Third, of those with the complaint about the “dark screen” it seems they are simply complaining about the lack of a light because it will display exactly the same — given the low res screen — as any other e-ink reader with the light turned off. How is that a misrepresentation? Turn on a light in the room and the screen will be visible.
Personally, I wouldn’t buy this but this is a perfectly valid device for some. Misleading articles like this don’t do anything constructive.
The first thing I noticed, looking at the side by side comparison picture, was not the background of the new Kindle, but the extra wide left margin of the text. It gives more gray space the then the older Kindle and could throw off judgements. Granted, this could be due to using different texts of the same novel – or a problem with the default format style? – but nonetheless it’s a faulty comparison. It would be to have the same text with all the same user options.
@BDR: 43 reviews now, not 30, and only 3.1 of five stars. The most recent review awards just one star next to this headline: “Are you kidding me? No night reading capability.” And of course my post make clear that I was not exactly talking about thousands of reviews.
Just as importantly, both my wife and and I have beheld the screen ourselves, unlike you, I’d suspect; and we are not ecstatic. Side by side with an ancient Kindle Keyboard from 2010, the new model loses.
Oh, well, at least I knew that the $80 Kindle didn’t come with front lighting. What about all the trusting Amazon customers who took it for granted that the new Kindle would be frontlit? Amazon’s promo failed to alert them sufficiently that the front lighting was AWOL. If the promo had been more up front and consumer-friendly, then there wouldn’t have been so many complaints like the one in the most recent review from today.
Beyond that, as I’ve noted, the page promoting the $80 Kindle is misleading, if you go by the quality of the screen as shown next to the specs. The screen looks much better than it does typically in real life. I have no doubt that certain Amazon customers are lowering the rating of the $80 Kindle because of this discrepancy. This isn’t about just front lighting vs. no front lighting. It’s also about how good the screen is. I find the advertising to be deceptive without a big disclaimer next to the pretty image of the screen, in the YMMV tradition of automakers.
Meanwhile, to return to the percentage of negative reviews, I myself suspect they will go down as more people get the truth from word of mouth and otherwise as opposed to relying on the misleading product hype on the Amazon site.
Hey, Amazon and its products have many positives. But this particular Kindle disappoints.

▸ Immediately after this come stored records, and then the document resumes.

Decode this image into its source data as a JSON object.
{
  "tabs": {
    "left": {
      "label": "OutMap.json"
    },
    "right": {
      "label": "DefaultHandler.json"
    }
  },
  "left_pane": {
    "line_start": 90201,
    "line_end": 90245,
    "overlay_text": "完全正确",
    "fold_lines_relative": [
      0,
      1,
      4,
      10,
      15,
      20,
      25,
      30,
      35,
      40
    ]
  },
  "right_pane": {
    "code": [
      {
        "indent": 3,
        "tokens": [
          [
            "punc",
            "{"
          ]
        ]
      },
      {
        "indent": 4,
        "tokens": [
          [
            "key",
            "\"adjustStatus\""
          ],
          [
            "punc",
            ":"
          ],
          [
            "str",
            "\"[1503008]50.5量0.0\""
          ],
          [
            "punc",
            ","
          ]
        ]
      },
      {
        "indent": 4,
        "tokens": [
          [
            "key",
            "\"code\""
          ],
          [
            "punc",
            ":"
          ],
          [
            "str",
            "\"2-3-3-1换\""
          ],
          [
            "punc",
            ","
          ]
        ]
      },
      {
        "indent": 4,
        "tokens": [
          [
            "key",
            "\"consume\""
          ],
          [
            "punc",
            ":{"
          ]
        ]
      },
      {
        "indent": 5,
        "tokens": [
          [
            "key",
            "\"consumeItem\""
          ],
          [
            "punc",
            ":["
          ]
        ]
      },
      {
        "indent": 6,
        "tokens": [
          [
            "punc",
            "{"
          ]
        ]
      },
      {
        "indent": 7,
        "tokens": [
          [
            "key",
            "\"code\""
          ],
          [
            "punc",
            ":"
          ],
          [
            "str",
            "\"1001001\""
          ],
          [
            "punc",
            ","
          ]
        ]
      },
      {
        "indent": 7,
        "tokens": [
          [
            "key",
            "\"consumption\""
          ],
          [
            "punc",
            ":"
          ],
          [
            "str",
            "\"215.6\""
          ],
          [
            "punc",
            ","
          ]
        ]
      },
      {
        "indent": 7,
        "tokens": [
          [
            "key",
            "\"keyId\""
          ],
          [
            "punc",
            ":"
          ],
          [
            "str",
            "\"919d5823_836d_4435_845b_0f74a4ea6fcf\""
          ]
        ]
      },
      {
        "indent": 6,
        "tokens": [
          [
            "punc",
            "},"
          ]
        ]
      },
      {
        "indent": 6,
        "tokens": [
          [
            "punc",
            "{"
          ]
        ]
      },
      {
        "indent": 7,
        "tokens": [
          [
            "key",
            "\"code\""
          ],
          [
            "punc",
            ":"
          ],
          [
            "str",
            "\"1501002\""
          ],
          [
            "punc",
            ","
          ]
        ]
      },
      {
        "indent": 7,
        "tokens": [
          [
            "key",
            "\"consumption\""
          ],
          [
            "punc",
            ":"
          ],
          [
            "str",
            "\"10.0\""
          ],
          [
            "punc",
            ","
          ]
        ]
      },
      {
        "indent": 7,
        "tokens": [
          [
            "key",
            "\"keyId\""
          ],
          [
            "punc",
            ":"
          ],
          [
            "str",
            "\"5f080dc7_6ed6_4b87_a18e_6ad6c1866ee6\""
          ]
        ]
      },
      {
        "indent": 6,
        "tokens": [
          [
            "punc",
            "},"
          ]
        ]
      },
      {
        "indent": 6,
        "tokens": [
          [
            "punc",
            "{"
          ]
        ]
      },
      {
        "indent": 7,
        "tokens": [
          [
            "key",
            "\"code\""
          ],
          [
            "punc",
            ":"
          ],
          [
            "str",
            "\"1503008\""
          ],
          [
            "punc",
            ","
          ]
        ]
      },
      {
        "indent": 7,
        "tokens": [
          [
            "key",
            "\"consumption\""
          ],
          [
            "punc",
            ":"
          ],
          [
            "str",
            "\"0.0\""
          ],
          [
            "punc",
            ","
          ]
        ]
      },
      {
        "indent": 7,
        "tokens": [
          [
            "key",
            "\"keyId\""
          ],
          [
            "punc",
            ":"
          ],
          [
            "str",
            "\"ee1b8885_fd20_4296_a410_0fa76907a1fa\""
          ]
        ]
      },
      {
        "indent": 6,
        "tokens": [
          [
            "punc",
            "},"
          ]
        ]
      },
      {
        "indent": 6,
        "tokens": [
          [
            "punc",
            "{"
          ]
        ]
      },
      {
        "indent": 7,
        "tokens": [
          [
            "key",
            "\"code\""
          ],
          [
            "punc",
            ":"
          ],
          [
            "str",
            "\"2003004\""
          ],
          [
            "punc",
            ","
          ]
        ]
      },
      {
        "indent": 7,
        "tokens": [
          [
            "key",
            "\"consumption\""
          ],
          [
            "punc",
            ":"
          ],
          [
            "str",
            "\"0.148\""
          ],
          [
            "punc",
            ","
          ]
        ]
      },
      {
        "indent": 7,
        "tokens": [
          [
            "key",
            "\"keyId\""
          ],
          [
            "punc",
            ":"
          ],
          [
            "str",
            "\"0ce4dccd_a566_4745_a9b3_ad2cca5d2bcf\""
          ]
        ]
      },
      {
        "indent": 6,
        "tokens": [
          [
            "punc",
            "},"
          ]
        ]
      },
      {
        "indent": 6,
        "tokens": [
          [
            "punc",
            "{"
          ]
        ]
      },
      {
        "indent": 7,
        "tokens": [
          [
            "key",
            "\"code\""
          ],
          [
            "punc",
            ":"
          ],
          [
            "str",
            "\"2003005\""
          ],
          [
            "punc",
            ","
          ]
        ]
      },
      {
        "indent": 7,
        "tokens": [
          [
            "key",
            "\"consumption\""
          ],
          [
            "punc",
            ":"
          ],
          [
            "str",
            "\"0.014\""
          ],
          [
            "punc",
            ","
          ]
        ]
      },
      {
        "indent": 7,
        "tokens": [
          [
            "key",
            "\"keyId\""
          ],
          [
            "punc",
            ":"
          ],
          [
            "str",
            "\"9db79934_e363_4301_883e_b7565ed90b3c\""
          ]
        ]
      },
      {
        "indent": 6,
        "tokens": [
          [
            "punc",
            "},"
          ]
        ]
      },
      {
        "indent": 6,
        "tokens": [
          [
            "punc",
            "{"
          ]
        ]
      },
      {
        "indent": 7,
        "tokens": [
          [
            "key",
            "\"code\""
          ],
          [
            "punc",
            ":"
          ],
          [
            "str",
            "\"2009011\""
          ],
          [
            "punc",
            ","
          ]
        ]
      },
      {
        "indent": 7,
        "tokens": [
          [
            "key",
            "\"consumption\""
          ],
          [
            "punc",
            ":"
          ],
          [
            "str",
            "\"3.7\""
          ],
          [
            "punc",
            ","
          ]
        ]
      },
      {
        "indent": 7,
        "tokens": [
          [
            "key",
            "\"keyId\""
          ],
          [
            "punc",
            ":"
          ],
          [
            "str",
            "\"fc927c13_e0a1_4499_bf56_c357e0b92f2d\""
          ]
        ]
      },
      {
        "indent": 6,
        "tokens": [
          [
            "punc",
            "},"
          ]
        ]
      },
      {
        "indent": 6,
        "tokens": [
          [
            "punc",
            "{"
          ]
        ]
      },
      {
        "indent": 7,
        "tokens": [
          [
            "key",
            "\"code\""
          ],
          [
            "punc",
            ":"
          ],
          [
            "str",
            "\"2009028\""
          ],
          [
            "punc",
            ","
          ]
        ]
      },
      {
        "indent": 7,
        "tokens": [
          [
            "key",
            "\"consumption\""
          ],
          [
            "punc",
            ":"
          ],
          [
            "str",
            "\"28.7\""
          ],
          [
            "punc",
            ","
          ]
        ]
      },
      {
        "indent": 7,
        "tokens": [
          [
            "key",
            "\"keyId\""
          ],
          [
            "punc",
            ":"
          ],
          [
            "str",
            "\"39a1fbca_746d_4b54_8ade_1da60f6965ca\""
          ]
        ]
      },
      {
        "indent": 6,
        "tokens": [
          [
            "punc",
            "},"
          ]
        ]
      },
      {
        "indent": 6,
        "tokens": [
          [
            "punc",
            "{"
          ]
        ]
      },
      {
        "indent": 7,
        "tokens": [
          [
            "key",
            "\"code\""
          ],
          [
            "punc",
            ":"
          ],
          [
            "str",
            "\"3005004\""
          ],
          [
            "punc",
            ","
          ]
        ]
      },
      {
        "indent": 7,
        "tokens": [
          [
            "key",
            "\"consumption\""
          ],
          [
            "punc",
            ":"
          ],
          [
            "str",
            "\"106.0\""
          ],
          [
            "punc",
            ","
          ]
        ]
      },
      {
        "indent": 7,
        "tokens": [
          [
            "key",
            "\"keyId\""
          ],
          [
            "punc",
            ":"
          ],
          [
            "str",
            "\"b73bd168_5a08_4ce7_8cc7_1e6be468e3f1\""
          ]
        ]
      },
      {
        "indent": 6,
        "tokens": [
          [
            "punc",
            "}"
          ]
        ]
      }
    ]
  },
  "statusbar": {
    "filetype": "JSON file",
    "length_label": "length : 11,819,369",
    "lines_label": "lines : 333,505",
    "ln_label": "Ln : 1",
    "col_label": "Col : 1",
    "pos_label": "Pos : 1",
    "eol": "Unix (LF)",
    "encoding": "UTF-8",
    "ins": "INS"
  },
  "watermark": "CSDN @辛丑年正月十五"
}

@Greg: Reading use on an iPad or the equivalent? Here’s some homework for you to help interpret what my photograph is saying. Place a finger over the bezels of the two adjoining devices in the photo, get close, and focus on the screens next to your finger. The Kindle Keyboard’s screen, on the right, will still come across as having a lighter background and more readable text. Furthermore, in person, the difference is actually more noticeable. As for the font, as best I can tell, it’s the same. Even if that’s not the case, however, the ultimate result is that the Kindle Keyboard is more readable with the font set at the identical or near-identical size.